Entries from a dataset of interfaces
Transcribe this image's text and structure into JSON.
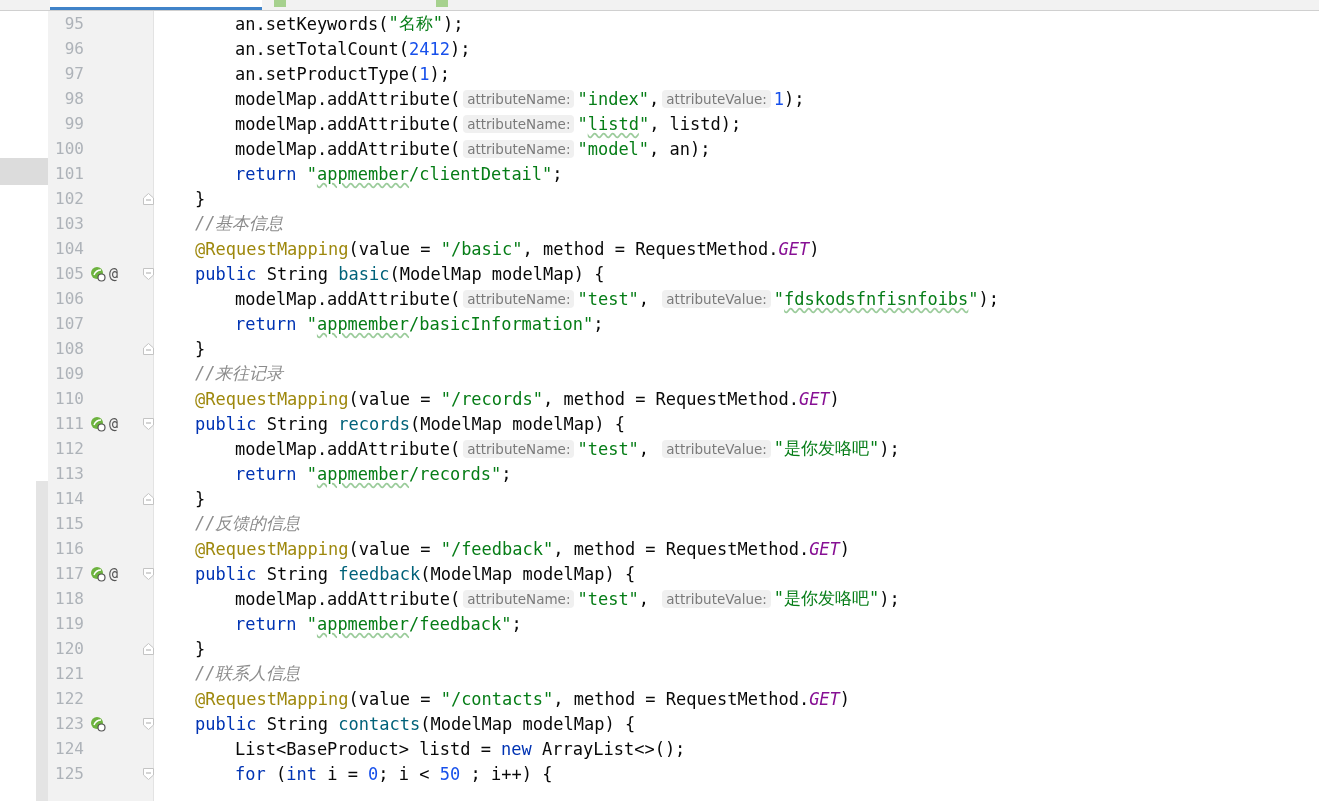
{
  "lines": [
    {
      "number": "95",
      "kind": "statement",
      "run_icon": false,
      "fold_start": false,
      "fold_end": false,
      "segments": [
        {
          "kind": "plain",
          "text": "an.setKeywords("
        },
        {
          "kind": "string",
          "text": "\"名称\""
        },
        {
          "kind": "plain",
          "text": ");"
        }
      ]
    },
    {
      "number": "96",
      "kind": "statement",
      "run_icon": false,
      "fold_start": false,
      "fold_end": false,
      "segments": [
        {
          "kind": "plain",
          "text": "an.setTotalCount("
        },
        {
          "kind": "number",
          "text": "2412"
        },
        {
          "kind": "plain",
          "text": ");"
        }
      ]
    },
    {
      "number": "97",
      "kind": "statement",
      "run_icon": false,
      "fold_start": false,
      "fold_end": false,
      "segments": [
        {
          "kind": "plain",
          "text": "an.setProductType("
        },
        {
          "kind": "number",
          "text": "1"
        },
        {
          "kind": "plain",
          "text": ");"
        }
      ]
    },
    {
      "number": "98",
      "kind": "statement",
      "run_icon": false,
      "fold_start": false,
      "fold_end": false,
      "segments": [
        {
          "kind": "plain",
          "text": "modelMap.addAttribute("
        },
        {
          "kind": "hint",
          "text": "attributeName:"
        },
        {
          "kind": "string",
          "text": "\"index\""
        },
        {
          "kind": "plain",
          "text": ","
        },
        {
          "kind": "hint",
          "text": "attributeValue:"
        },
        {
          "kind": "number",
          "text": "1"
        },
        {
          "kind": "plain",
          "text": ");"
        }
      ]
    },
    {
      "number": "99",
      "kind": "statement",
      "run_icon": false,
      "fold_start": false,
      "fold_end": false,
      "segments": [
        {
          "kind": "plain",
          "text": "modelMap.addAttribute("
        },
        {
          "kind": "hint",
          "text": "attributeName:"
        },
        {
          "kind": "string",
          "text": "\""
        },
        {
          "kind": "flagged",
          "text": "listd"
        },
        {
          "kind": "string",
          "text": "\""
        },
        {
          "kind": "plain",
          "text": ", listd);"
        }
      ]
    },
    {
      "number": "100",
      "kind": "statement",
      "run_icon": false,
      "fold_start": false,
      "fold_end": false,
      "segments": [
        {
          "kind": "plain",
          "text": "modelMap.addAttribute("
        },
        {
          "kind": "hint",
          "text": "attributeName:"
        },
        {
          "kind": "string",
          "text": "\"model\""
        },
        {
          "kind": "plain",
          "text": ", an);"
        }
      ]
    },
    {
      "number": "101",
      "kind": "statement",
      "run_icon": false,
      "fold_start": false,
      "fold_end": false,
      "segments": [
        {
          "kind": "keyword",
          "text": "return "
        },
        {
          "kind": "string",
          "text": "\""
        },
        {
          "kind": "flagged",
          "text": "appmember"
        },
        {
          "kind": "string",
          "text": "/clientDetail\""
        },
        {
          "kind": "plain",
          "text": ";"
        }
      ]
    },
    {
      "number": "102",
      "kind": "member",
      "run_icon": false,
      "fold_start": false,
      "fold_end": true,
      "segments": [
        {
          "kind": "plain",
          "text": "}"
        }
      ]
    },
    {
      "number": "103",
      "kind": "member",
      "run_icon": false,
      "fold_start": false,
      "fold_end": false,
      "segments": [
        {
          "kind": "comment",
          "text": "//基本信息"
        }
      ]
    },
    {
      "number": "104",
      "kind": "member",
      "run_icon": false,
      "fold_start": false,
      "fold_end": false,
      "segments": [
        {
          "kind": "annotation",
          "text": "@RequestMapping"
        },
        {
          "kind": "plain",
          "text": "(value = "
        },
        {
          "kind": "string",
          "text": "\"/basic\""
        },
        {
          "kind": "plain",
          "text": ", method = RequestMethod."
        },
        {
          "kind": "constant",
          "text": "GET"
        },
        {
          "kind": "plain",
          "text": ")"
        }
      ]
    },
    {
      "number": "105",
      "kind": "member",
      "run_icon": true,
      "marker": "@",
      "fold_start": true,
      "fold_end": false,
      "segments": [
        {
          "kind": "keyword",
          "text": "public "
        },
        {
          "kind": "plain",
          "text": "String "
        },
        {
          "kind": "method",
          "text": "basic"
        },
        {
          "kind": "plain",
          "text": "(ModelMap modelMap) {"
        }
      ]
    },
    {
      "number": "106",
      "kind": "statement",
      "run_icon": false,
      "fold_start": false,
      "fold_end": false,
      "segments": [
        {
          "kind": "plain",
          "text": "modelMap.addAttribute("
        },
        {
          "kind": "hint",
          "text": "attributeName:"
        },
        {
          "kind": "string",
          "text": "\"test\""
        },
        {
          "kind": "plain",
          "text": ", "
        },
        {
          "kind": "hint",
          "text": "attributeValue:"
        },
        {
          "kind": "string",
          "text": "\""
        },
        {
          "kind": "flagged",
          "text": "fdskodsfnfisnfoibs"
        },
        {
          "kind": "string",
          "text": "\""
        },
        {
          "kind": "plain",
          "text": ");"
        }
      ]
    },
    {
      "number": "107",
      "kind": "statement",
      "run_icon": false,
      "fold_start": false,
      "fold_end": false,
      "segments": [
        {
          "kind": "keyword",
          "text": "return "
        },
        {
          "kind": "string",
          "text": "\""
        },
        {
          "kind": "flagged",
          "text": "appmember"
        },
        {
          "kind": "string",
          "text": "/basicInformation\""
        },
        {
          "kind": "plain",
          "text": ";"
        }
      ]
    },
    {
      "number": "108",
      "kind": "member",
      "run_icon": false,
      "fold_start": false,
      "fold_end": true,
      "segments": [
        {
          "kind": "plain",
          "text": "}"
        }
      ]
    },
    {
      "number": "109",
      "kind": "member",
      "run_icon": false,
      "fold_start": false,
      "fold_end": false,
      "segments": [
        {
          "kind": "comment",
          "text": "//来往记录"
        }
      ]
    },
    {
      "number": "110",
      "kind": "member",
      "run_icon": false,
      "fold_start": false,
      "fold_end": false,
      "segments": [
        {
          "kind": "annotation",
          "text": "@RequestMapping"
        },
        {
          "kind": "plain",
          "text": "(value = "
        },
        {
          "kind": "string",
          "text": "\"/records\""
        },
        {
          "kind": "plain",
          "text": ", method = RequestMethod."
        },
        {
          "kind": "constant",
          "text": "GET"
        },
        {
          "kind": "plain",
          "text": ")"
        }
      ]
    },
    {
      "number": "111",
      "kind": "member",
      "run_icon": true,
      "marker": "@",
      "fold_start": true,
      "fold_end": false,
      "segments": [
        {
          "kind": "keyword",
          "text": "public "
        },
        {
          "kind": "plain",
          "text": "String "
        },
        {
          "kind": "method",
          "text": "records"
        },
        {
          "kind": "plain",
          "text": "(ModelMap modelMap) {"
        }
      ]
    },
    {
      "number": "112",
      "kind": "statement",
      "run_icon": false,
      "fold_start": false,
      "fold_end": false,
      "segments": [
        {
          "kind": "plain",
          "text": "modelMap.addAttribute("
        },
        {
          "kind": "hint",
          "text": "attributeName:"
        },
        {
          "kind": "string",
          "text": "\"test\""
        },
        {
          "kind": "plain",
          "text": ", "
        },
        {
          "kind": "hint",
          "text": "attributeValue:"
        },
        {
          "kind": "string",
          "text": "\"是你发咯吧\""
        },
        {
          "kind": "plain",
          "text": ");"
        }
      ]
    },
    {
      "number": "113",
      "kind": "statement",
      "run_icon": false,
      "fold_start": false,
      "fold_end": false,
      "segments": [
        {
          "kind": "keyword",
          "text": "return "
        },
        {
          "kind": "string",
          "text": "\""
        },
        {
          "kind": "flagged",
          "text": "appmember"
        },
        {
          "kind": "string",
          "text": "/records\""
        },
        {
          "kind": "plain",
          "text": ";"
        }
      ]
    },
    {
      "number": "114",
      "kind": "member",
      "run_icon": false,
      "fold_start": false,
      "fold_end": true,
      "segments": [
        {
          "kind": "plain",
          "text": "}"
        }
      ]
    },
    {
      "number": "115",
      "kind": "member",
      "run_icon": false,
      "fold_start": false,
      "fold_end": false,
      "segments": [
        {
          "kind": "comment",
          "text": "//反馈的信息"
        }
      ]
    },
    {
      "number": "116",
      "kind": "member",
      "run_icon": false,
      "fold_start": false,
      "fold_end": false,
      "segments": [
        {
          "kind": "annotation",
          "text": "@RequestMapping"
        },
        {
          "kind": "plain",
          "text": "(value = "
        },
        {
          "kind": "string",
          "text": "\"/feedback\""
        },
        {
          "kind": "plain",
          "text": ", method = RequestMethod."
        },
        {
          "kind": "constant",
          "text": "GET"
        },
        {
          "kind": "plain",
          "text": ")"
        }
      ]
    },
    {
      "number": "117",
      "kind": "member",
      "run_icon": true,
      "marker": "@",
      "fold_start": true,
      "fold_end": false,
      "segments": [
        {
          "kind": "keyword",
          "text": "public "
        },
        {
          "kind": "plain",
          "text": "String "
        },
        {
          "kind": "method",
          "text": "feedback"
        },
        {
          "kind": "plain",
          "text": "(ModelMap modelMap) {"
        }
      ]
    },
    {
      "number": "118",
      "kind": "statement",
      "run_icon": false,
      "fold_start": false,
      "fold_end": false,
      "segments": [
        {
          "kind": "plain",
          "text": "modelMap.addAttribute("
        },
        {
          "kind": "hint",
          "text": "attributeName:"
        },
        {
          "kind": "string",
          "text": "\"test\""
        },
        {
          "kind": "plain",
          "text": ", "
        },
        {
          "kind": "hint",
          "text": "attributeValue:"
        },
        {
          "kind": "string",
          "text": "\"是你发咯吧\""
        },
        {
          "kind": "plain",
          "text": ");"
        }
      ]
    },
    {
      "number": "119",
      "kind": "statement",
      "run_icon": false,
      "fold_start": false,
      "fold_end": false,
      "segments": [
        {
          "kind": "keyword",
          "text": "return "
        },
        {
          "kind": "string",
          "text": "\""
        },
        {
          "kind": "flagged",
          "text": "appmember"
        },
        {
          "kind": "string",
          "text": "/feedback\""
        },
        {
          "kind": "plain",
          "text": ";"
        }
      ]
    },
    {
      "number": "120",
      "kind": "member",
      "run_icon": false,
      "fold_start": false,
      "fold_end": true,
      "segments": [
        {
          "kind": "plain",
          "text": "}"
        }
      ]
    },
    {
      "number": "121",
      "kind": "member",
      "run_icon": false,
      "fold_start": false,
      "fold_end": false,
      "segments": [
        {
          "kind": "comment",
          "text": "//联系人信息"
        }
      ]
    },
    {
      "number": "122",
      "kind": "member",
      "run_icon": false,
      "fold_start": false,
      "fold_end": false,
      "segments": [
        {
          "kind": "annotation",
          "text": "@RequestMapping"
        },
        {
          "kind": "plain",
          "text": "(value = "
        },
        {
          "kind": "string",
          "text": "\"/contacts\""
        },
        {
          "kind": "plain",
          "text": ", method = RequestMethod."
        },
        {
          "kind": "constant",
          "text": "GET"
        },
        {
          "kind": "plain",
          "text": ")"
        }
      ]
    },
    {
      "number": "123",
      "kind": "member",
      "run_icon": true,
      "fold_start": true,
      "fold_end": false,
      "segments": [
        {
          "kind": "keyword",
          "text": "public "
        },
        {
          "kind": "plain",
          "text": "String "
        },
        {
          "kind": "method",
          "text": "contacts"
        },
        {
          "kind": "plain",
          "text": "(ModelMap modelMap) {"
        }
      ]
    },
    {
      "number": "124",
      "kind": "statement",
      "run_icon": false,
      "fold_start": false,
      "fold_end": false,
      "segments": [
        {
          "kind": "plain",
          "text": "List<BaseProduct> listd = "
        },
        {
          "kind": "keyword",
          "text": "new "
        },
        {
          "kind": "plain",
          "text": "ArrayList<>();"
        }
      ]
    },
    {
      "number": "125",
      "kind": "statement",
      "run_icon": false,
      "fold_start": true,
      "fold_end": false,
      "segments": [
        {
          "kind": "keyword",
          "text": "for "
        },
        {
          "kind": "plain",
          "text": "("
        },
        {
          "kind": "keyword",
          "text": "int "
        },
        {
          "kind": "plain",
          "text": "i = "
        },
        {
          "kind": "number",
          "text": "0"
        },
        {
          "kind": "plain",
          "text": "; i < "
        },
        {
          "kind": "number",
          "text": "50"
        },
        {
          "kind": "plain",
          "text": " ; i++) {"
        }
      ]
    }
  ]
}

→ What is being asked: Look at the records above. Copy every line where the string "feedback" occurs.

→ Response:
          "text": "\"/feedback\""
          "text": "feedback"
          "text": "/feedback\""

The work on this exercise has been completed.